• Wed
  • Jul 23, 2014
  • Updated: 1:02pm

Holistic approach produces globally-minded citizens

PUBLISHED : Monday, 09 November, 2009, 12:00am
UPDATED : Monday, 09 November, 2009, 12:00am

Dr Gary Morrison is the assistant director and head of the international education services at Yew Chung Education Foundation. He helped establish the division when the school introduced courses to prepare students for the International Baccalaureate (IB) Diploma exams in 2000.

What is the philosophy of Yew Chung Education Foundation?

Yew Chung has a holistic educational philosophy which embraces the full integration of the physical, social, spiritual and academic aspects of a child's learning. The ultimate objective is to produce globally-minded citizens.

How does Yew Chung define international education and why does it put such strong emphasis on it?

Many international schools in Hong Kong largely offer their students foreign curricula for foreign qualifications so they can go back to their home countries for further studies. Yew Chung has pioneered a new paradigm in international education. We have brought local elements into the making of decisions. We define an international education through the content and process of education that lead our students to inner transformation as they move from local-mindedness to global-mindedness.
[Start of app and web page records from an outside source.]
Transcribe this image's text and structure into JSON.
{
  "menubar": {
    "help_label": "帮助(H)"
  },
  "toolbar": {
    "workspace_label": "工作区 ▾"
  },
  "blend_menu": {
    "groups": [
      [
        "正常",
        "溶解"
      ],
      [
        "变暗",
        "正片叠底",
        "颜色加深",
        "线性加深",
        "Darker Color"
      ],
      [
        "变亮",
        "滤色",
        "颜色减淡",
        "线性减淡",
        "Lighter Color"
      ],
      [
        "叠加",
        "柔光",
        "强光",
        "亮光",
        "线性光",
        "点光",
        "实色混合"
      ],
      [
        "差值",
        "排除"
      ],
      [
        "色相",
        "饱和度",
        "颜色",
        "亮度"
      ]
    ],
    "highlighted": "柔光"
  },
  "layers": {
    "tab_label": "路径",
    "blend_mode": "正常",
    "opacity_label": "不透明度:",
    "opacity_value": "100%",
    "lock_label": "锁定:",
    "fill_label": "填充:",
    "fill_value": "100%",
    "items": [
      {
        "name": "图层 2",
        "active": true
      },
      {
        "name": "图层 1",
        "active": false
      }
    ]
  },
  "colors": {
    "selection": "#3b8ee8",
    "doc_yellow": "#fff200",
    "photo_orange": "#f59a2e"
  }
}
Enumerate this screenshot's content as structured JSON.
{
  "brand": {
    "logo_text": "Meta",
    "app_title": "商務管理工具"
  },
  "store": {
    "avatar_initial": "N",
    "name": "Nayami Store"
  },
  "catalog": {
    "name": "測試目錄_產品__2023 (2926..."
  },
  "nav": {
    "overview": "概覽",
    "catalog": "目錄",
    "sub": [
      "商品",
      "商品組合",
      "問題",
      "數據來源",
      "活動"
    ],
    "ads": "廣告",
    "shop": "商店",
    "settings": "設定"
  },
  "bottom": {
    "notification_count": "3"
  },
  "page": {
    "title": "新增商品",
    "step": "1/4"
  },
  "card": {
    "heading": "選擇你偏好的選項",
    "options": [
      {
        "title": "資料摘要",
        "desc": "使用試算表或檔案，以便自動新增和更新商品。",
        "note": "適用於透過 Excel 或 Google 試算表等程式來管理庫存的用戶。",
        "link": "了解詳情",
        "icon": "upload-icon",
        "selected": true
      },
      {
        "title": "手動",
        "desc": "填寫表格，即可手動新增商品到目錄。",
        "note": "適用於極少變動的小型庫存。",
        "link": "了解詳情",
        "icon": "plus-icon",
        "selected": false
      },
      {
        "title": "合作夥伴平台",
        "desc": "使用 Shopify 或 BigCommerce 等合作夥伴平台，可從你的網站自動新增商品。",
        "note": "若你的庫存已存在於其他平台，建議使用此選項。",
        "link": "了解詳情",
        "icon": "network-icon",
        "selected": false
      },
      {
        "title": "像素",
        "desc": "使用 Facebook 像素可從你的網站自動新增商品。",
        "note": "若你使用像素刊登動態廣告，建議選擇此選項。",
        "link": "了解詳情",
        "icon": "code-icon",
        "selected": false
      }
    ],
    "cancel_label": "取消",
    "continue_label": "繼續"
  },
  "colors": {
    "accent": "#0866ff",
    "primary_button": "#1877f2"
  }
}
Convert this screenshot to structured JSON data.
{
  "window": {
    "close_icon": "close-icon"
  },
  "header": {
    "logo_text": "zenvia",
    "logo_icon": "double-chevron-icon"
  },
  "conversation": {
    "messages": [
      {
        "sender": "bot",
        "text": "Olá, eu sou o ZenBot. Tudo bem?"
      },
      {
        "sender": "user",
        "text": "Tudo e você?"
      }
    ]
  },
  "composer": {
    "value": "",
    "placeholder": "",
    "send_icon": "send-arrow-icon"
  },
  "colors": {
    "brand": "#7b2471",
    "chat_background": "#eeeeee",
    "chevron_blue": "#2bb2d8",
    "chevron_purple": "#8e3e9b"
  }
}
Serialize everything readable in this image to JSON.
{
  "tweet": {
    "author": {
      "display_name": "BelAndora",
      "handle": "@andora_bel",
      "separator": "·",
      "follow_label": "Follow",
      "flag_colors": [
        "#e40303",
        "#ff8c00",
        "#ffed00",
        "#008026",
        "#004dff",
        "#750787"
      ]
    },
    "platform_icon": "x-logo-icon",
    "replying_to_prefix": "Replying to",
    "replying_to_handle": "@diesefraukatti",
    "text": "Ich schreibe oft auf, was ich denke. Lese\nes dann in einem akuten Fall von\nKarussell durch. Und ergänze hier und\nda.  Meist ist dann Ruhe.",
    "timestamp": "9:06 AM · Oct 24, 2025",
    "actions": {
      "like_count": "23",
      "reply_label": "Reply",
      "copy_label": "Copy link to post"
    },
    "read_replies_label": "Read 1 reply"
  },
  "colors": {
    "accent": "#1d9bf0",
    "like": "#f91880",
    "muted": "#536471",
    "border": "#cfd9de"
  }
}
The child is affected by our international school culture created by the teaching and learning environment, the administration, and the curriculum that link to character formation in the shaping of a world citizen.

One of our objectives is complete bilingualism. We focus on English and Chinese because they are the key languages of the 21st century. This combination enables our students to operate globally. Great emphasis is put on global education at Yew Chung because of globalisation. For example, when we talk about water shortages, it is not limited to the US state of California; it is a much bigger issue involving global warming and requires global solutions. We have to think in terms of 'one world, one homeland, one planet'. When we develop the educational system, we think of our students in terms of the world they are going to live in and we have to prepare them for that. So we have developed our curriculum and the process and content of our educational system that guide them from here [local], to there [global], thinking globally about their world.

There is a lot of anecdotal evidence that our students have acquired a global perspective. For instance, there was a student in our first IB class in 2000 who had got in from the local school system. The first thing she told me about was of her determination to get into a top university in Hong Kong. By the end of her two years of IB studies at Yew Chung, she had became more open to other opportunities and applied for places in programmes offered by two good overseas universities on top of the local one. She eventually received offers from all three universities and she chose to further her studies overseas. She told me that by studying overseas she would be able to develop more internationally and she would have more to contribute to Hong Kong when she returned.

How does Yew Chung nurture its students to be future responsible global citizens?

We cultivate the global-thinking mindset of our students. As we live in Hong Kong, which is a very Chinese environment, it is important that our students get more outside Hong Kong experience, not just in China. We have developed the World Classroom Programme which has taken them to many cultural regions, including Europe and Africa. The students participate in various community service activities. Groups of our students in the IB Creativity Action Service programme have visited remote areas in Thailand and helped locals build schools and other students have attended the Global Leaders Conferences held in Austria and the United States. There are many different programmes through which we expose our students to global issues to develop their 'world-mindedness'.

How do these extra-curricular experiences help students academically?

Apart from helping cultivate the 'world-mindedness' in our students, they help them academically. For instance, in the admissions to overseas universities, when every candidate has the same outstanding academic achievements, the universities will see what kind of individuals the candidates are and what they have done in their academic life that differentiates them from the rest. Our extra-curricular activities make our students stand out.

Share

For unlimited access to:

SCMP.com SCMP Tablet Edition SCMP Mobile Edition 10-year news archive
 
 

 

 
 
 
 
 

Login

SCMP.com Account

or